This week will end with the one of the greatest days in the lives of thousands of people. Yes, it’s London Marathon week. Runners from home and overseas will descend on the English capital for their first ever attempt at the 26.2mile distance.
Termed the ‘the great suburban Everest’, the race has become the ultimate bucket list challenge for the everyman. It is an event that inspires and motivates like no other in the UK.
A marathon is a huge challenge, from the elite field through to the charity joggers. All will experience some dark moments and most – not all - will emerge to cross the finish line, having overcome serious adversity during the race.
For the first timers, the experience has special significance. The training is now behind them, they have soaked up all the advice from experienced marathon runners, read up the tips from running websites, magazines and books and now they are meticulously planning their race day.
Everything from what tube line to get to the startline, where to consume their first gel to what points their family and friends will be supporting them from. Despite all the planning, all the preparation, there is still so much they don’t know. ‘Will I hit the wall?’ ‘What pace is realistic?’ they might be asking themselves.
One thing they can be sure of is that if they get to that finish line, it will be one of the greatest days of their lives. I still recall my first marathon at London 2004 with the same cherished affection. It was hard. Really hard. Much harder than I’d even dared imagine. But I learned a lot in those 3 hours and 48 minutes.
I had resolved to run every step and at around 18 miles, it began to really hurt. No longer was I running like I had on those jaunty six milers I had started my training with back in January. This was something different entirely.
I had to dig very deep and face up to some serious self-doubts. But, lifted by seeing loved ones on the route and being urged on by the truly incredible crowds, I gritted my teeth and made it. Crossing the line was everything I’d hoped it would be. A feeling of sheer joy washed over me.
I still remember the volunteer who placed the medal over the neck at the finish. He grabbed my shoulders, looked me straight in the eye and said: “Well done.
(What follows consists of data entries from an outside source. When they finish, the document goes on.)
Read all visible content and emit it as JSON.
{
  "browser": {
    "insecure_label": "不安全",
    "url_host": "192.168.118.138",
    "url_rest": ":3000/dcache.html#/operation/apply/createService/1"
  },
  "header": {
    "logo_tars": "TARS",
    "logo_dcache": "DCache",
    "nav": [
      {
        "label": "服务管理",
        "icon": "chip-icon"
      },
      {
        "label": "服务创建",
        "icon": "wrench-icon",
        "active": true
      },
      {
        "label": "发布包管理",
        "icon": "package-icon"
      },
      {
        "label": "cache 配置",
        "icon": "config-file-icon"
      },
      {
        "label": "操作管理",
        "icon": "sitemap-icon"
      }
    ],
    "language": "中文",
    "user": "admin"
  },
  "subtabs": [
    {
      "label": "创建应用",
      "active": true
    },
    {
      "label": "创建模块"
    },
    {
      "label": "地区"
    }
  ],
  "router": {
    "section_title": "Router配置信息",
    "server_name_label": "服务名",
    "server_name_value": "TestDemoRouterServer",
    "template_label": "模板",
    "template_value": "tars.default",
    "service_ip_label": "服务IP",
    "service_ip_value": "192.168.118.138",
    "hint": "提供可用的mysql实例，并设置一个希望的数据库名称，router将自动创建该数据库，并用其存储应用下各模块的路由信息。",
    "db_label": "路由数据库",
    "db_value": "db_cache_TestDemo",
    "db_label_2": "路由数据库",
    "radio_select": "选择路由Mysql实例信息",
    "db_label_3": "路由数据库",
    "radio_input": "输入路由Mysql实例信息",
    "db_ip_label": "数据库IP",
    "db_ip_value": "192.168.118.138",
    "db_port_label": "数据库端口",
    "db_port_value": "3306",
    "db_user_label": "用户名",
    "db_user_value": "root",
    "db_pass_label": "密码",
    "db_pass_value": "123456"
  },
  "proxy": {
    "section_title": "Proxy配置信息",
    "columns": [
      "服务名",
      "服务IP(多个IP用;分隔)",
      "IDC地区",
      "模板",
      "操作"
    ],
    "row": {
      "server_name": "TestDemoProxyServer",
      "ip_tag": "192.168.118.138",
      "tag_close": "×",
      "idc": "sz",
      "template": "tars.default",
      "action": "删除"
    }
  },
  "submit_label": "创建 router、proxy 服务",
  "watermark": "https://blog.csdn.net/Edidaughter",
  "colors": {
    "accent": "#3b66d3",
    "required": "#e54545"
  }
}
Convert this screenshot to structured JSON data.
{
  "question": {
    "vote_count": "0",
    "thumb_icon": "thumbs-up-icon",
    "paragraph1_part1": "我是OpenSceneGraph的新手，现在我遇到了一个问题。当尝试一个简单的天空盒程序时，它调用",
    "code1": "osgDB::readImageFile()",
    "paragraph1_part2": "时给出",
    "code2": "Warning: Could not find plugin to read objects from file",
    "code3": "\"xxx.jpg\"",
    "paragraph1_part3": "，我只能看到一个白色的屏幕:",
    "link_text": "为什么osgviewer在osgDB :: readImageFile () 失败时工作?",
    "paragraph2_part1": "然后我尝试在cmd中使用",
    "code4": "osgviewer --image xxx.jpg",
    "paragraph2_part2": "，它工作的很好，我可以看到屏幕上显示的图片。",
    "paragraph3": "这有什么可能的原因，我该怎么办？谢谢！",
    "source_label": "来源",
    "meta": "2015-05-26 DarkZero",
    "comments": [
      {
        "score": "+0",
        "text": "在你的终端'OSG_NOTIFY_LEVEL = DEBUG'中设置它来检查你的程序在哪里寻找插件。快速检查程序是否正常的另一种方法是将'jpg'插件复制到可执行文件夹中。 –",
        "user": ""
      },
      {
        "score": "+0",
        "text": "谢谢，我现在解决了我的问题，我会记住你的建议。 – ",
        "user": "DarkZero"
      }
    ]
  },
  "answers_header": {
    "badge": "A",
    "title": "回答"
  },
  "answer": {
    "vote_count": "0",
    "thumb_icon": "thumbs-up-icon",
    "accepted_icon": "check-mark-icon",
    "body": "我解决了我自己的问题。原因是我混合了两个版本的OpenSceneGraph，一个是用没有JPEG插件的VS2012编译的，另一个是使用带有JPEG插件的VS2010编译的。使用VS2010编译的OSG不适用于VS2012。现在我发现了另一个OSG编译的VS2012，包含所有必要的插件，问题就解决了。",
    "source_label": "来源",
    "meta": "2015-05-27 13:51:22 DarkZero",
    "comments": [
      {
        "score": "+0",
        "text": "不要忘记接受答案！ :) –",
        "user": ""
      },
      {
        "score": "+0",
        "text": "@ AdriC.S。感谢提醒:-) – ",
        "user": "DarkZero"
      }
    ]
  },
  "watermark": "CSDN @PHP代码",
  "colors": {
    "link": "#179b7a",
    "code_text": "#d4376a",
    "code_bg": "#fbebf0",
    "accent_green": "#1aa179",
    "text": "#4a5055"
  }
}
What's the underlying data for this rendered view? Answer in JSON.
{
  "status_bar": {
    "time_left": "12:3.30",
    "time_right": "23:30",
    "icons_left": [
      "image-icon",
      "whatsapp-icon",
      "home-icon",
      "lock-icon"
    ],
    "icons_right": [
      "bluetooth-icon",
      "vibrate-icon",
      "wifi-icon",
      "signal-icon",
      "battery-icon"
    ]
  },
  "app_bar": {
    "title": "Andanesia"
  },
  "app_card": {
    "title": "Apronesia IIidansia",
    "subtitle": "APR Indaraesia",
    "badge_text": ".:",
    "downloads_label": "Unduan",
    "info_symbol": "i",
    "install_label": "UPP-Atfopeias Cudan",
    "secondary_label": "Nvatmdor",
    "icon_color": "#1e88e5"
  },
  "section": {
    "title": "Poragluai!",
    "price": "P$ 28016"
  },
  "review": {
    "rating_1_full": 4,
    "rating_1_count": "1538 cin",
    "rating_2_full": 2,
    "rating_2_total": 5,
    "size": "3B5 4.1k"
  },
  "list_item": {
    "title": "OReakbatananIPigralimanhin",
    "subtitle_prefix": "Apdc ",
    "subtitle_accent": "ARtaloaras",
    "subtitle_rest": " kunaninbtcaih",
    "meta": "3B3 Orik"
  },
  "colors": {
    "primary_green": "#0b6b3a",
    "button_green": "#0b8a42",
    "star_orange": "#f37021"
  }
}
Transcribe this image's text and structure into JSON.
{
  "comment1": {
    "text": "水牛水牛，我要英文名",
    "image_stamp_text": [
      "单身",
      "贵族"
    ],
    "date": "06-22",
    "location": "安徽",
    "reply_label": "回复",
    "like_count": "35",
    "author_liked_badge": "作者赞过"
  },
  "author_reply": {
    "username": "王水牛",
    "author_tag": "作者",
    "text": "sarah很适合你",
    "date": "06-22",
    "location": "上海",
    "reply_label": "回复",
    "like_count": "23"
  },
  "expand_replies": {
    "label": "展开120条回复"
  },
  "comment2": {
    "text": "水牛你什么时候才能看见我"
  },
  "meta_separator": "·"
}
You’ve done something amazing today.” I never forgot those kind words.
Sunday will be incredible for thousands of runners. I hope it will be It will be a day they never forget too.